Now let’s say Labour adopts Darling’s strategy, advocating cuts, albeit slower and less virulently. The coalition will demand to know the details of said cuts, and so will the public. Yet it is much easier to decide what to cut in government – where you have available much more economic information and the full body of civil servants. There is also the risk that in outlining an alternative cuts strategy Labour may make itself unpopular in other ways. They may find that the public takes against their programme, a certain tax rise or a certain cut may be surprisingly unpopular. The government, with the civil service at its disposal will also be better placed to judge whether Labour’s sums add up, putting it in a bind where it advocates cuts but cannot say exactly where. There is also the danger of being too close to the government having their voice deemed irrelevant as both government and opposition advocate cuts. ‘Why vote for cuts-lite?’ the electorate may ask. Yet if they can pull it off they’d have a much better chance if the cuts are deemed to create growth. It will still be an uphill struggle no doubt, but the possibility remains that Labour could still win on platform of ‘there was a fairer way to cut the deficit’. If on the other hand the cuts are seen to have failed Labour will be favourite by virtue of not being the government, and will be able to claim some authority from suggesting a more modest approach, yet they will not gain the benefits potential in a win under the Balls strategy.

Labour has to be very careful in its economic policy strategically. The party should remember that twice in its 20th century history (1955 and 1983) Labour has been outmanoeuvred on economic policy by elected Conservative governments and lost yet more seats to the Conservatives during their first re-election after having being booted out of power following poor economic growth.

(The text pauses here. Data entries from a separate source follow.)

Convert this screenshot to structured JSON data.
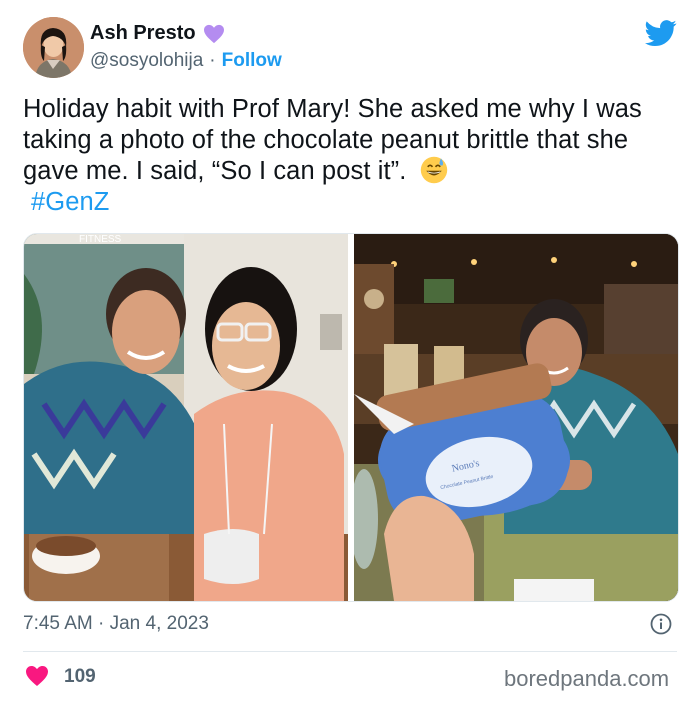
{
  "author": {
    "display_name": "Ash Presto",
    "handle": "@sosyolohija",
    "separator": "·",
    "follow_label": "Follow",
    "badge_icon": "purple-heart-icon",
    "badge_color": "#b48cf0"
  },
  "tweet": {
    "text": "Holiday habit with Prof Mary! She asked me why I was taking a photo of the chocolate peanut brittle that she gave me. I said, “So I can post it”.",
    "emoji": "grinning-face-with-sweat-icon",
    "hashtag": "#GenZ",
    "timestamp": "7:45 AM · Jan 4, 2023"
  },
  "media": {
    "left_sign_text": "FITNESS",
    "jar_label_brand": "Nono's",
    "jar_label_product": "Chocolate Peanut Brittle"
  },
  "engagement": {
    "like_icon": "heart-icon",
    "like_count": "109",
    "like_color": "#f91880"
  },
  "watermark": "boredpanda.com",
  "colors": {
    "accent": "#1d9bf0",
    "text": "#0f1419",
    "muted": "#536471"
  }
}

There is a lot of risk here, and Labour will need to be deft either way. Personally I would take the, more cautious, Darling strategy, but there are no guarantees here. Labour’s economic policy is going to require an extremely safe pair of hands.

1 comment:

  1. Honestly, I think that irrespective of what position Labour adopt in regards to the economy, if it actually gets better by 2015, the coalition will still be in government after those elections (if not a majority Tory government).
    Nevetheless, for the sake of intelectual debate, there is a big problem, imho, with the Darling strategy, more specifically the fact that it would be considered a continuation of the previous government, of the government the people have voted against, of New Labour; just look at the media getting all excited every time Ed balls says something on the economy and that should give one an image of the fact that the voters react in the same way to changes and novelty in party policy. So, provided that Labour go for the Darling option (which though less popular, does look more sensible, more of an aurea mediocritas) they will have to do a brilliant job spinning it, so the public actually buys it.